Do you have a pattern for this me hat for adults? Those of us the live in a rural area and need to be out shoveling snow or working outside in the winter weather would appreciate something big enough for an adult! You know those of us that live on farms and need to care for the animals under our supervision! Thank you !
I don’t, but I’ll consider it! Thank you for your suggestion! <3
Ms Sam nicholson says
Absolutely love this hat!!! Really would like to make one for this Mom too!! I get so cold playing outside, especially my ears!!
Diya r says
Hi Delia.. can this be used for woven fabric with no stretch ? Please let me know. Thanks for such an awesome pattern
Great question. I designed it to fit with a little flex so you would have to keep that in mind. If your child’s head is smaller than the measurements then you should be okay to use a woven material. If not, then you would need to create a muslin and experiment with enlarging the pattern a bit. I hope that helps!
Shelley Mackay says
Is there an adult version of the Ear Flap Hat Pattern?
I do not have one available, although some readers have successfully enlarged the pattern for an adult sized head. I hope that helps.

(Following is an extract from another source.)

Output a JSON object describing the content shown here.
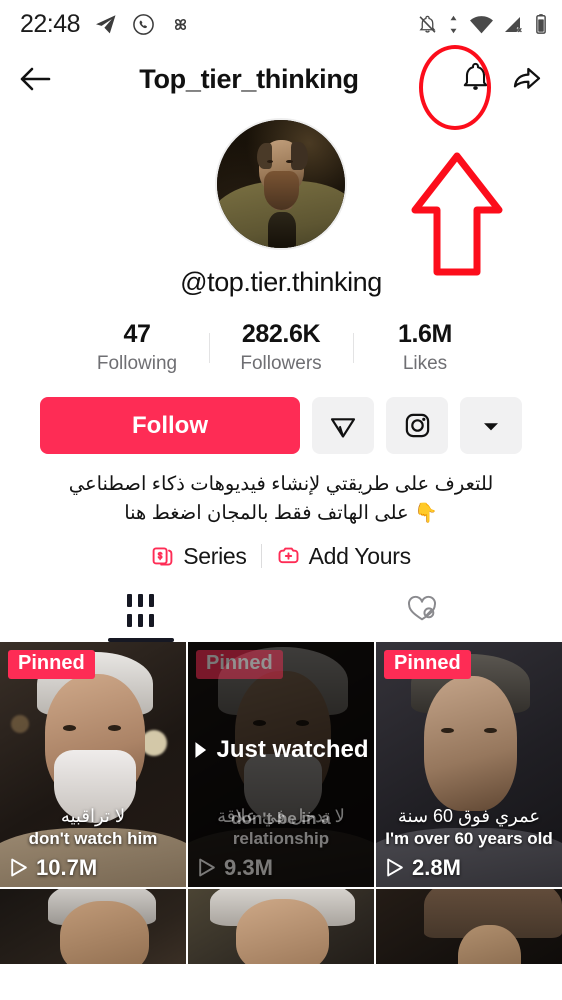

Rianne Derveaux says
I want to make this cap, but I can’t find the measurements for the rectangle piece. You write that it is on the side hat pattern pattern, but I don’t find it…
It is 4.75 inches by 13 inches. It’s on the side hat piece, not the ear flap pattern piece. Sorry for any confusion.
Joyce Mustoe says
I made this hat today for my 3-year-old grandson, and he loves it! Now, everyone in the family wants one!🤣 I wish I could attach a picture! It’s darling, and it just cost a little over $5 with regular priced Sherpa and plaid fleece fabric from Hobby Lobby. There’s even enough fabric leftover to make another one!
That makes me so happy to hear! So glad you and he like the pattern! 🙂